## Work instructions
Each record should be copied exactly into the answer, and no picture should go with it.

## Data for processing
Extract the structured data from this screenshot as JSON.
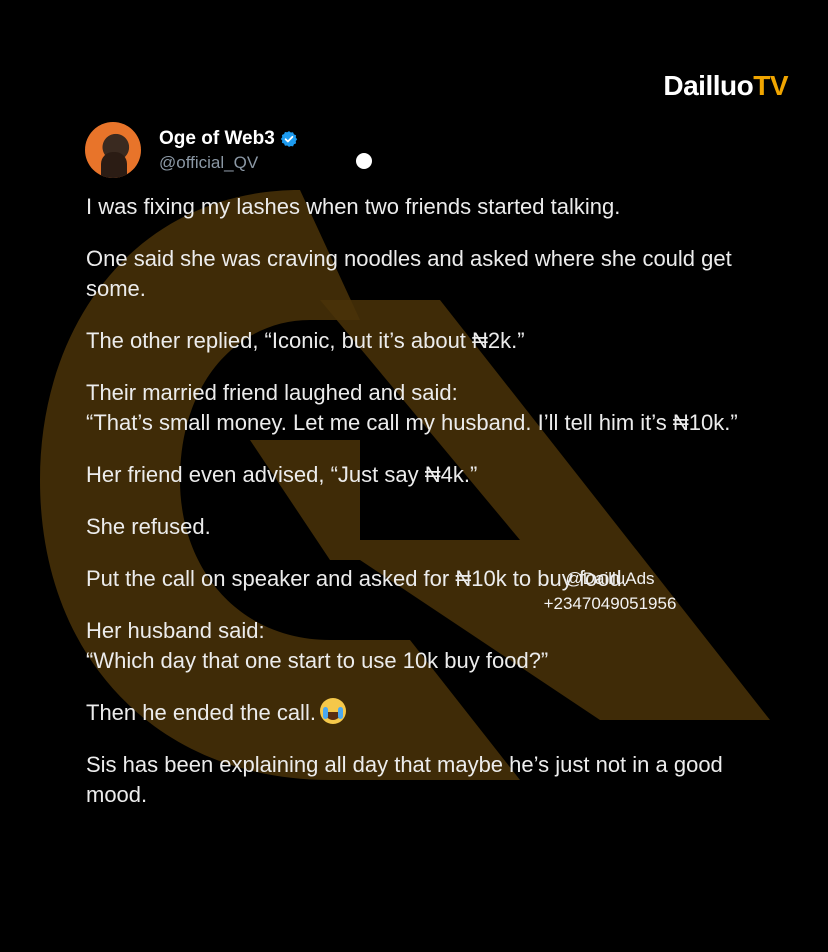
{
  "brand": {
    "main": "Dailluo",
    "accent": "TV",
    "accent_color": "#f0a500"
  },
  "tweet": {
    "author_name": "Oge of Web3",
    "handle": "@official_QV",
    "verified_icon": "verified-badge-icon",
    "paragraphs": [
      "I was fixing my lashes when two friends started talking.",
      "One said she was craving noodles and asked where she could get some.",
      "The other replied, “Iconic, but it’s about ₦2k.”",
      "Their married friend laughed and said:\n“That’s small money. Let me call my husband. I’ll tell him it’s ₦10k.”",
      "Her friend even advised, “Just say ₦4k.”",
      "She refused.",
      "Put the call on speaker and asked for ₦10k to buy food.",
      "Her husband said:\n“Which day that one start to use 10k buy food?”",
      "Then he ended the call.",
      "Sis has been explaining all day that maybe he’s just not in a good mood."
    ],
    "emoji_icon": "loudly-crying-face-icon"
  },
  "ad_contact": {
    "handle": "@DailluAds",
    "phone": "+2347049051956"
  },
  "colors": {
    "background": "#000000",
    "watermark": "#5a3d0a",
    "verified": "#1d9bf0",
    "text": "#ececec",
    "handle": "#8b98a5"
  }
}
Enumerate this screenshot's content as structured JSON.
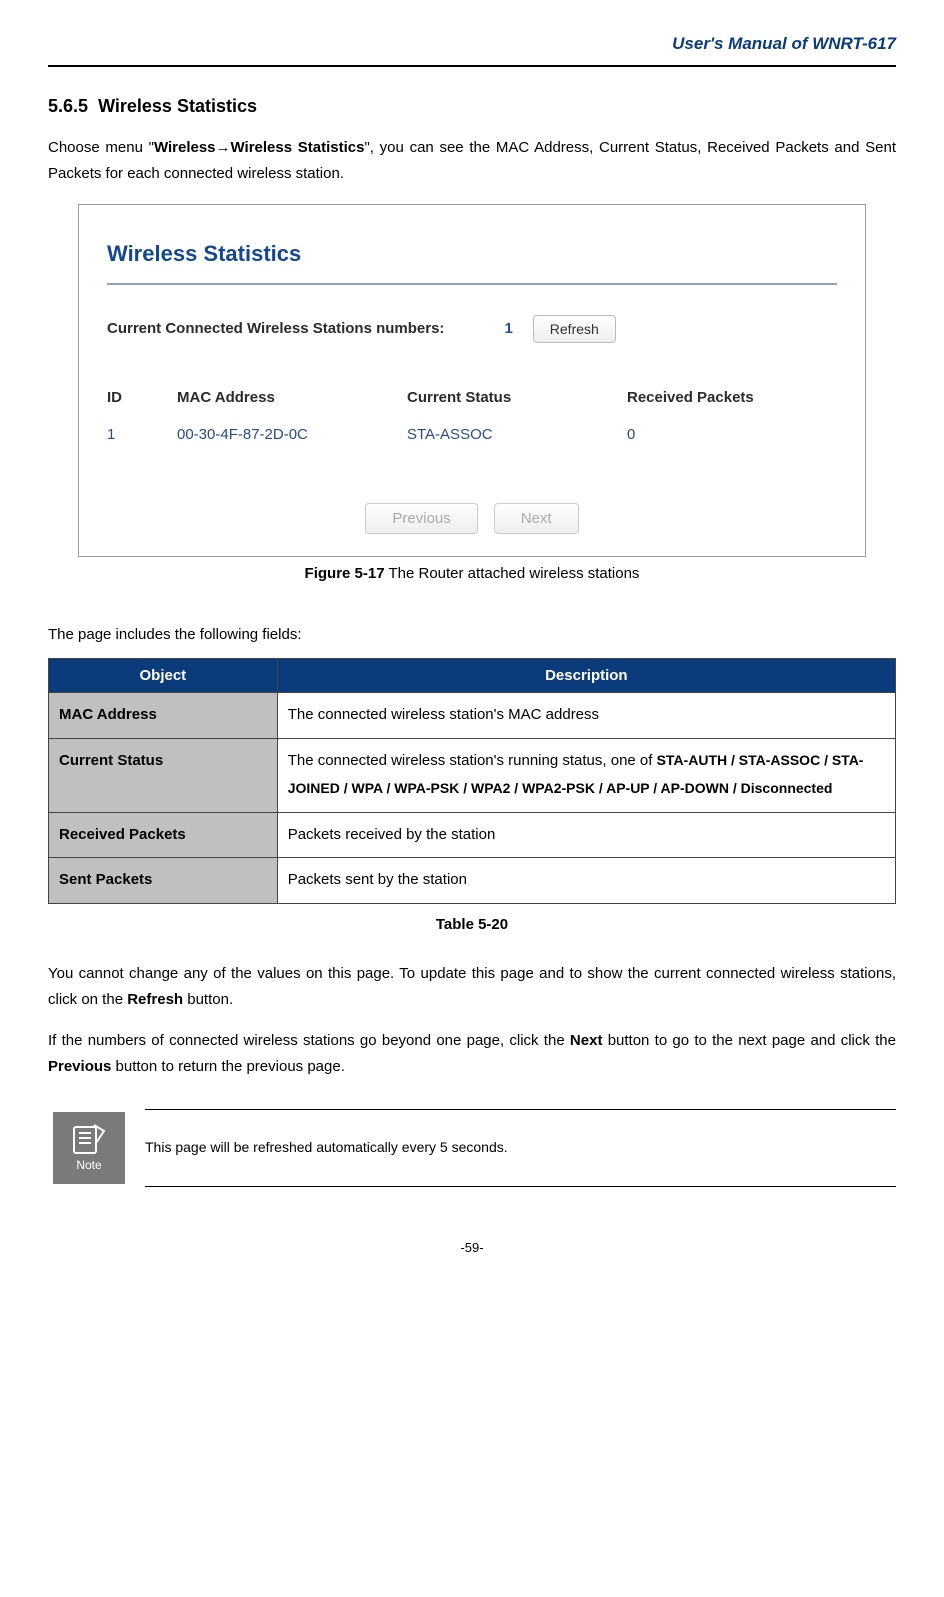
{
  "header": {
    "title": "User's Manual of WNRT-617"
  },
  "section": {
    "number": "5.6.5",
    "title": "Wireless Statistics"
  },
  "intro": {
    "prefix": "Choose menu \"",
    "menu_path": "Wireless→Wireless Statistics",
    "suffix": "\", you can see the MAC Address, Current Status, Received Packets and Sent Packets for each connected wireless station."
  },
  "figure": {
    "panel_title": "Wireless Statistics",
    "connected_label": "Current Connected Wireless Stations numbers:",
    "connected_count": "1",
    "refresh_label": "Refresh",
    "headers": {
      "id": "ID",
      "mac": "MAC Address",
      "status": "Current Status",
      "received": "Received Packets"
    },
    "row": {
      "id": "1",
      "mac": "00-30-4F-87-2D-0C",
      "status": "STA-ASSOC",
      "received": "0"
    },
    "prev_label": "Previous",
    "next_label": "Next",
    "caption_bold": "Figure 5-17",
    "caption_rest": " The Router attached wireless stations"
  },
  "fields_intro": "The page includes the following fields:",
  "def_table": {
    "col1": "Object",
    "col2": "Description",
    "rows": [
      {
        "obj": "MAC Address",
        "desc_plain": "The connected wireless station's MAC address"
      },
      {
        "obj": "Current Status",
        "desc_prefix": "The connected wireless station's running status, one of ",
        "desc_bold": "STA-AUTH / STA-ASSOC / STA-JOINED / WPA / WPA-PSK / WPA2 / WPA2-PSK / AP-UP / AP-DOWN / Disconnected"
      },
      {
        "obj": "Received Packets",
        "desc_plain": "Packets received by the station"
      },
      {
        "obj": "Sent Packets",
        "desc_plain": "Packets sent by the station"
      }
    ],
    "caption": "Table 5-20"
  },
  "para1": {
    "p1": "You cannot change any of the values on this page. To update this page and to show the current connected wireless stations, click on the ",
    "b1": "Refresh",
    "p2": " button."
  },
  "para2": {
    "p1": "If the numbers of connected wireless stations go beyond one page, click the ",
    "b1": "Next",
    "p2": " button to go to the next page and click the ",
    "b2": "Previous",
    "p3": " button to return the previous page."
  },
  "note": {
    "label": "Note",
    "text": "This page will be refreshed automatically every 5 seconds."
  },
  "page_number": "-59-"
}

## Completed task
Extract the structured data from this screenshot as JSON.
{
  "brand": {
    "main": "Dailluo",
    "accent": "TV",
    "accent_color": "#f0a500"
  },
  "tweet": {
    "author_name": "Oge of Web3",
    "handle": "@official_QV",
    "verified_icon": "verified-badge-icon",
    "paragraphs": [
      "I was fixing my lashes when two friends started talking.",
      "One said she was craving noodles and asked where she could get some.",
      "The other replied, “Iconic, but it’s about ₦2k.”",
      "Their married friend laughed and said:\n“That’s small money. Let me call my husband. I’ll tell him it’s ₦10k.”",
      "Her friend even advised, “Just say ₦4k.”",
      "She refused.",
      "Put the call on speaker and asked for ₦10k to buy food.",
      "Her husband said:\n“Which day that one start to use 10k buy food?”",
      "Then he ended the call.",
      "Sis has been explaining all day that maybe he’s just not in a good mood."
    ],
    "emoji_icon": "loudly-crying-face-icon"
  },
  "ad_contact": {
    "handle": "@DailluAds",
    "phone": "+2347049051956"
  },
  "colors": {
    "background": "#000000",
    "watermark": "#5a3d0a",
    "verified": "#1d9bf0",
    "text": "#ececec",
    "handle": "#8b98a5"
  }
}
Enumerate this screenshot's content as structured JSON.
{
  "header": {
    "title": "User's Manual of WNRT-617"
  },
  "section": {
    "number": "5.6.5",
    "title": "Wireless Statistics"
  },
  "intro": {
    "prefix": "Choose menu \"",
    "menu_path": "Wireless→Wireless Statistics",
    "suffix": "\", you can see the MAC Address, Current Status, Received Packets and Sent Packets for each connected wireless station."
  },
  "figure": {
    "panel_title": "Wireless Statistics",
    "connected_label": "Current Connected Wireless Stations numbers:",
    "connected_count": "1",
    "refresh_label": "Refresh",
    "headers": {
      "id": "ID",
      "mac": "MAC Address",
      "status": "Current Status",
      "received": "Received Packets"
    },
    "row": {
      "id": "1",
      "mac": "00-30-4F-87-2D-0C",
      "status": "STA-ASSOC",
      "received": "0"
    },
    "prev_label": "Previous",
    "next_label": "Next",
    "caption_bold": "Figure 5-17",
    "caption_rest": " The Router attached wireless stations"
  },
  "fields_intro": "The page includes the following fields:",
  "def_table": {
    "col1": "Object",
    "col2": "Description",
    "rows": [
      {
        "obj": "MAC Address",
        "desc_plain": "The connected wireless station's MAC address"
      },
      {
        "obj": "Current Status",
        "desc_prefix": "The connected wireless station's running status, one of ",
        "desc_bold": "STA-AUTH / STA-ASSOC / STA-JOINED / WPA / WPA-PSK / WPA2 / WPA2-PSK / AP-UP / AP-DOWN / Disconnected"
      },
      {
        "obj": "Received Packets",
        "desc_plain": "Packets received by the station"
      },
      {
        "obj": "Sent Packets",
        "desc_plain": "Packets sent by the station"
      }
    ],
    "caption": "Table 5-20"
  },
  "para1": {
    "p1": "You cannot change any of the values on this page. To update this page and to show the current connected wireless stations, click on the ",
    "b1": "Refresh",
    "p2": " button."
  },
  "para2": {
    "p1": "If the numbers of connected wireless stations go beyond one page, click the ",
    "b1": "Next",
    "p2": " button to go to the next page and click the ",
    "b2": "Previous",
    "p3": " button to return the previous page."
  },
  "note": {
    "label": "Note",
    "text": "This page will be refreshed automatically every 5 seconds."
  },
  "page_number": "-59-"
}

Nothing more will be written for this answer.